---- GIVEN RECORDS

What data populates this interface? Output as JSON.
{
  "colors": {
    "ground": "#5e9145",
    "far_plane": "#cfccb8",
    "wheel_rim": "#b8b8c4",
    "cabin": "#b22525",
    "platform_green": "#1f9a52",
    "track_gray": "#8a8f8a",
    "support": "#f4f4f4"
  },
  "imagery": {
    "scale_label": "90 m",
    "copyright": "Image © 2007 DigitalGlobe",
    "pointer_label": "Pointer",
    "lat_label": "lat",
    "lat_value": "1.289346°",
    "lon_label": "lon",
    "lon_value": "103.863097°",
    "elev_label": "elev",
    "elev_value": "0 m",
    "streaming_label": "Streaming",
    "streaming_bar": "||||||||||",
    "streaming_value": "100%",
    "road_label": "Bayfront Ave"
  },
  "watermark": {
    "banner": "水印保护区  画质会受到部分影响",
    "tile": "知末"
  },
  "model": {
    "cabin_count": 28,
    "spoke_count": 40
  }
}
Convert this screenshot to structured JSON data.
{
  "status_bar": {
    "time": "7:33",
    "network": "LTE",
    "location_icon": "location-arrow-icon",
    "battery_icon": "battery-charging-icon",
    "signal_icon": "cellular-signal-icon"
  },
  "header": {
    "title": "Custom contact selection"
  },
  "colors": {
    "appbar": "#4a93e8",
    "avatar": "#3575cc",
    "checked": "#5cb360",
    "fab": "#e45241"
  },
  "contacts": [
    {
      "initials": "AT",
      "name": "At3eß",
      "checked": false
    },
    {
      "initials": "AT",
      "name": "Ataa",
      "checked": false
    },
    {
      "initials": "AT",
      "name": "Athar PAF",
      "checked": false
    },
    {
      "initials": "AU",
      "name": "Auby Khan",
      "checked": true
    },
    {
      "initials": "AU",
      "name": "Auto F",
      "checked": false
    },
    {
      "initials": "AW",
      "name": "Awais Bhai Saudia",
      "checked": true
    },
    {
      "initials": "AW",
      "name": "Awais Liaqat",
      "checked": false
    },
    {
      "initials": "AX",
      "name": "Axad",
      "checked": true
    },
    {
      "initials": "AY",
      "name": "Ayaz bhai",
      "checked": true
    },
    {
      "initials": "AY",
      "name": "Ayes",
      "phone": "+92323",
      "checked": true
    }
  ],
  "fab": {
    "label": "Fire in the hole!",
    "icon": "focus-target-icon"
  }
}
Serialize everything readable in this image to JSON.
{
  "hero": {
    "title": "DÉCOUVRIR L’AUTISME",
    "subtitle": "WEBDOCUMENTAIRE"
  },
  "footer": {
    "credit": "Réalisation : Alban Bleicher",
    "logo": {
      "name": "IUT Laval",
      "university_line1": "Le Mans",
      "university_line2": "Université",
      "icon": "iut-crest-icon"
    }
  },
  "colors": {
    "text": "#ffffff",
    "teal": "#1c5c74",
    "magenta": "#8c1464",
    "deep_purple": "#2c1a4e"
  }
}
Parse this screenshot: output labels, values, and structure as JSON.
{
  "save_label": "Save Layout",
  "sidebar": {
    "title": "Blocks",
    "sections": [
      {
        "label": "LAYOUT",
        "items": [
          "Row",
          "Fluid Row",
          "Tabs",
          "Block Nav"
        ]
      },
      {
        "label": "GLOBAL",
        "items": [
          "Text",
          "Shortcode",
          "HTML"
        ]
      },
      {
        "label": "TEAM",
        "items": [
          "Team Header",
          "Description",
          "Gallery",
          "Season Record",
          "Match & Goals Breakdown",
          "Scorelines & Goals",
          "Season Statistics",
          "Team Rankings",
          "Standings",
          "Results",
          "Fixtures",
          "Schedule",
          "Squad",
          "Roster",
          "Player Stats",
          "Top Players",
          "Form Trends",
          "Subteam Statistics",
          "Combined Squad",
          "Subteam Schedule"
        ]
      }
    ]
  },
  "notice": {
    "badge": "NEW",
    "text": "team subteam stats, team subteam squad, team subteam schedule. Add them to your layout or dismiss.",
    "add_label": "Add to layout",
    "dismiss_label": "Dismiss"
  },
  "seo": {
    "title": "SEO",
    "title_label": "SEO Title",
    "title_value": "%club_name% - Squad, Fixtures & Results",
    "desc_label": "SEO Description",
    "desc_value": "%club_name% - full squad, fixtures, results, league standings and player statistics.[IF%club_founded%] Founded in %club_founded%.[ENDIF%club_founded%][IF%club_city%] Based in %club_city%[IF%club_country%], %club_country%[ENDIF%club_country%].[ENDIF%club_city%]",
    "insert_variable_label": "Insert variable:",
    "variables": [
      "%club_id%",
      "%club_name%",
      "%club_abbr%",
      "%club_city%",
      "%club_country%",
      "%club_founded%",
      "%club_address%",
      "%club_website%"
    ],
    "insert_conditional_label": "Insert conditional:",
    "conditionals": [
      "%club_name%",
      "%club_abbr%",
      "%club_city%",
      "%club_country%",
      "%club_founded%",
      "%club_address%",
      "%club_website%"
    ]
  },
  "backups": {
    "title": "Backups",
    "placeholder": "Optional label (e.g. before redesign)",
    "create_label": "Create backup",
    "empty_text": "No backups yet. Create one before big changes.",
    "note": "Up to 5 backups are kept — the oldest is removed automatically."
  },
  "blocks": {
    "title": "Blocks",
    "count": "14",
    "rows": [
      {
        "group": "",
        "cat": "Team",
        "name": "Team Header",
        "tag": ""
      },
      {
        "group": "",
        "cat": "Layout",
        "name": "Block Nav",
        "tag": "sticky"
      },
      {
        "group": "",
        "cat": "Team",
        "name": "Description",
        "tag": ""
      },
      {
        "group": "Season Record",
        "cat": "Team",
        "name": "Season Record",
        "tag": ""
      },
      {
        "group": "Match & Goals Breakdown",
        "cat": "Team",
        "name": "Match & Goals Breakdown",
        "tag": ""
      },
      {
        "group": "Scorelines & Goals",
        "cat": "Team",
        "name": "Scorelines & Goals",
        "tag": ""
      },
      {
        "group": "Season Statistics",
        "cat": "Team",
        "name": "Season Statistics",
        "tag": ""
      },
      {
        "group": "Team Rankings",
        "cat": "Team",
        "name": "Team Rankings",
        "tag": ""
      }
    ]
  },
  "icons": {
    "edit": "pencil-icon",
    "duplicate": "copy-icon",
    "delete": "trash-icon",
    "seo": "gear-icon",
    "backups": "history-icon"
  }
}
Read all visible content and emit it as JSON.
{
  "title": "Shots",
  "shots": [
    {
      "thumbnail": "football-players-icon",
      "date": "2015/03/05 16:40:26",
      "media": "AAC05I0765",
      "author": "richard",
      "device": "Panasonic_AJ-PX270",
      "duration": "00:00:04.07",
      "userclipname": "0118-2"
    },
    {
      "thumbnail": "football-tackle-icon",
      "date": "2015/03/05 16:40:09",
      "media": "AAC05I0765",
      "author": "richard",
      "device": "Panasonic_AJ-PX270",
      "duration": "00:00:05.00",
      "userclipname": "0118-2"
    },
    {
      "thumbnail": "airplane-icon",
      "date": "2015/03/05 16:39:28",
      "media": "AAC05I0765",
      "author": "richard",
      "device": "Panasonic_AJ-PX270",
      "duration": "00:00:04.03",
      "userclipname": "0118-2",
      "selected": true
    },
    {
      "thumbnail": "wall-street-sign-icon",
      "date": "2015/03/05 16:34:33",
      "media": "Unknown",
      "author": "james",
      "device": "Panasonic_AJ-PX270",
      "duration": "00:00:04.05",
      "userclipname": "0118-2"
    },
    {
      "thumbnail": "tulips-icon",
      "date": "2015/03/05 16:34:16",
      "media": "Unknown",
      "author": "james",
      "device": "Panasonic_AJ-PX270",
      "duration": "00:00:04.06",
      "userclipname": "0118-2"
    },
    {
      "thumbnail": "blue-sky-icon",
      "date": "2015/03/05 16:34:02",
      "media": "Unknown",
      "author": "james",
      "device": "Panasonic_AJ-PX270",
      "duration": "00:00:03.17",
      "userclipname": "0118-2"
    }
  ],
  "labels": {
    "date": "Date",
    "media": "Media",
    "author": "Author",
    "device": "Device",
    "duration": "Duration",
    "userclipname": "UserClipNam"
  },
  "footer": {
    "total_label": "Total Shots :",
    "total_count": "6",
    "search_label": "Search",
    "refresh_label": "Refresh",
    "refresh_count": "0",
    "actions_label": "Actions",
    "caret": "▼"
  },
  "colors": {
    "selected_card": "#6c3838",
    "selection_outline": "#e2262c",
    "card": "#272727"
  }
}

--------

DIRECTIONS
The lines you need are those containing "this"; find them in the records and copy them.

ANSWER SECTION
What data populates this interface? Output as JSON.
Convert this screenshot to structured JSON data.
Serialize everything readable in this image to JSON.
Parse this screenshot: output labels, values, and structure as JSON.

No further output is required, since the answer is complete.